Driven by poaching, the Sumatran rhinoceros is now extinct in the wild in Malaysia, says a study by leading scientists and experts in the field of rhino conservation.
London: Driven by poaching, the Sumatran rhinoceros is now extinct in the wild in Malaysia, says a study by leading scientists and experts in the field of rhino conservation.
The survival of the Sumatran rhino, earlier found across most of Southeast Asia, now depends on the 100 or fewer remaining individuals in the wild in Indonesia and the nine rhinos in captivity.
Despite intensive survey efforts, there have been no signs of the wild Sumatran rhinoceros in Malaysia since 2007, apart from two females that were captured for breeding purposes in 2011 and 2014, the researchers noted.
"It is vital for the survival of the species that all remaining Sumatran rhinos are viewed as a metapopulation, meaning that all are managed in a single program across national and international borders in order to maximise overall birth rate. This includes the individuals currently held in captivity," said lead author Rasmus Gren Havmoller from University of Copenhagen in Denmark.
The researchers believe that intervention like India`s project tiger can help save the rhinoceros species.
"The tiger in India was saved from extinction due to the direct intervention of Mrs (Indira) Gandhi, the then prime minister, who set up Project Tiger.
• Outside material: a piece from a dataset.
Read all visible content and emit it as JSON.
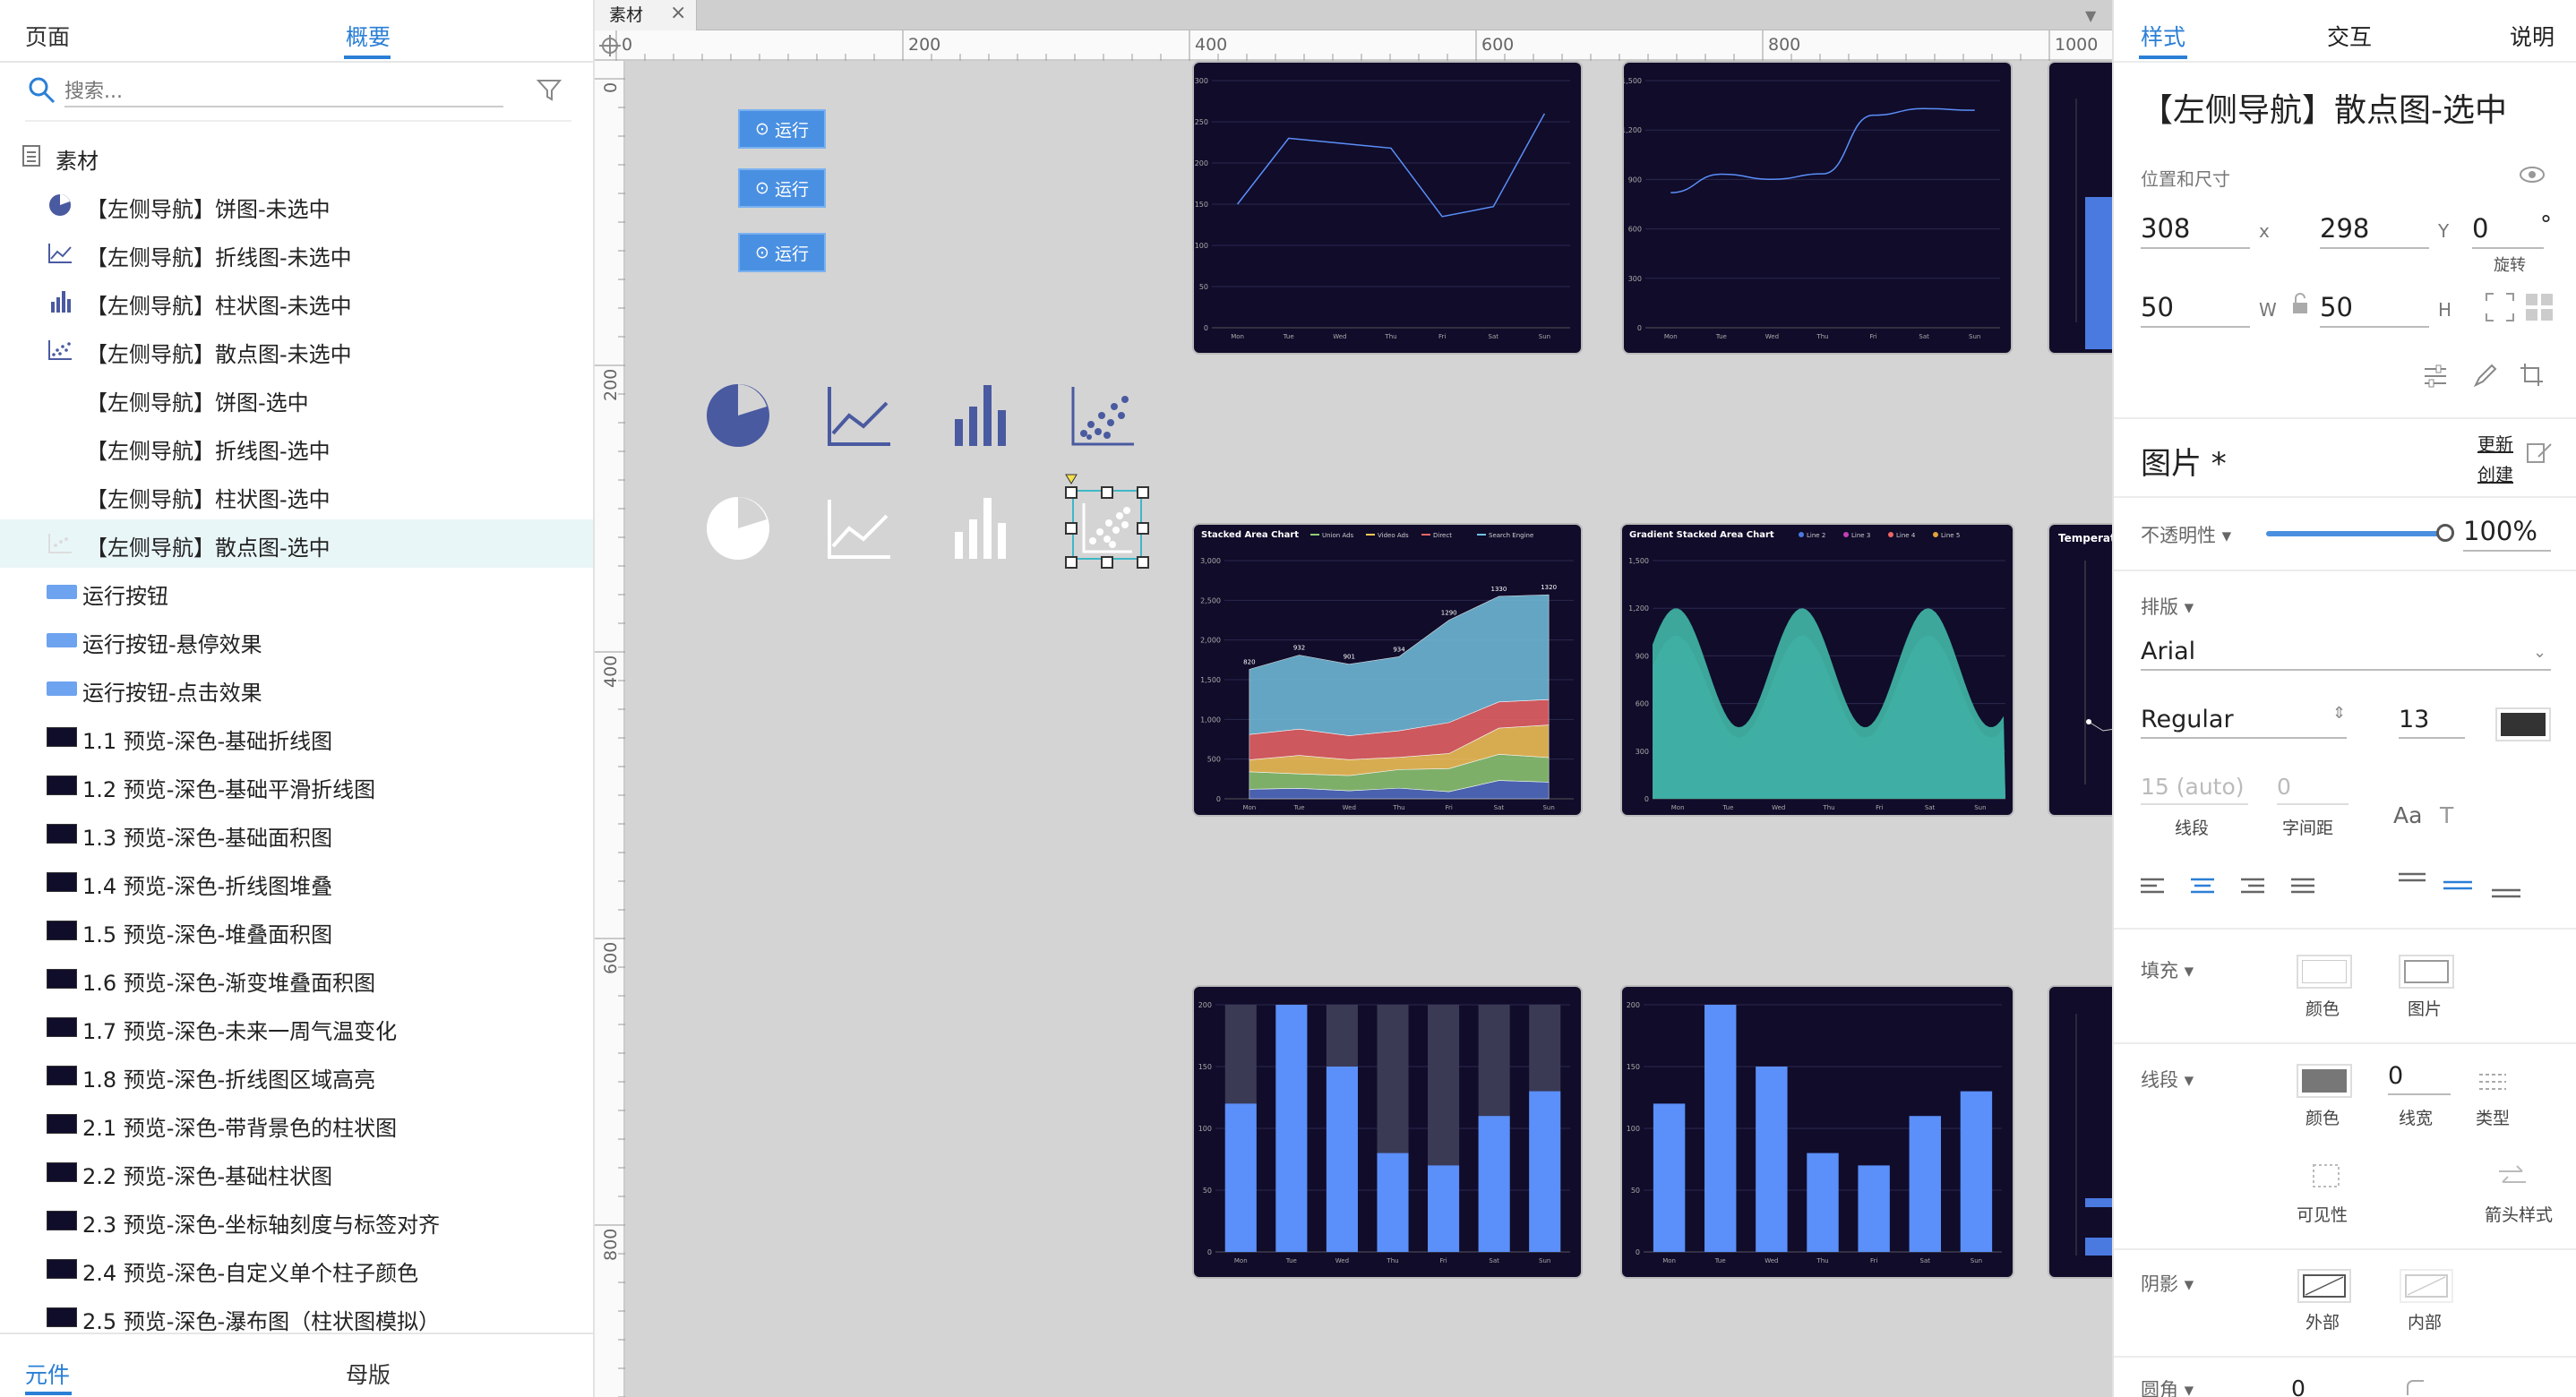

A similar high level intervention by President Joko Widodo of Indonesia could help pull the Sumatran rhinos back from the brink" study co-author Christy Williams World Wide Fund for Nature (WWF) noted.
The experts pointed to the creation of intensive management zones as a solution; areas with increased protection against poaching, where individual rhinos can be relocated to, in order to increase the number of potential and suitable mating partners.
With a high demand for rhinoceros horns in black markets in Asia, poaching continues to be a significant threat to the species.
The study was published online in Oryx, the International Journal of Conservation.